- [THE INPUT]:
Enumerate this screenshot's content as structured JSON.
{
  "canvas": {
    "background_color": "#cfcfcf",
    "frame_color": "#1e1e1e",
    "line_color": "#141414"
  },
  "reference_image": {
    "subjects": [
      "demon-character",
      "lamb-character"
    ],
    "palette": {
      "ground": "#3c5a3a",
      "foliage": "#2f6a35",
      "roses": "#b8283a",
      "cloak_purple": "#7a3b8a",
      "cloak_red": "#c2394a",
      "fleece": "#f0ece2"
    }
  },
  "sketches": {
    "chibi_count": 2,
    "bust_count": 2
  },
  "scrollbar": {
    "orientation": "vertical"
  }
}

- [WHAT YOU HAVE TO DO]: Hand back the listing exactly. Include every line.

- [RESPONSE TO THIS TASK]:
Enumerate this screenshot's content as structured JSON.
{
  "canvas": {
    "background_color": "#cfcfcf",
    "frame_color": "#1e1e1e",
    "line_color": "#141414"
  },
  "reference_image": {
    "subjects": [
      "demon-character",
      "lamb-character"
    ],
    "palette": {
      "ground": "#3c5a3a",
      "foliage": "#2f6a35",
      "roses": "#b8283a",
      "cloak_purple": "#7a3b8a",
      "cloak_red": "#c2394a",
      "fleece": "#f0ece2"
    }
  },
  "sketches": {
    "chibi_count": 2,
    "bust_count": 2
  },
  "scrollbar": {
    "orientation": "vertical"
  }
}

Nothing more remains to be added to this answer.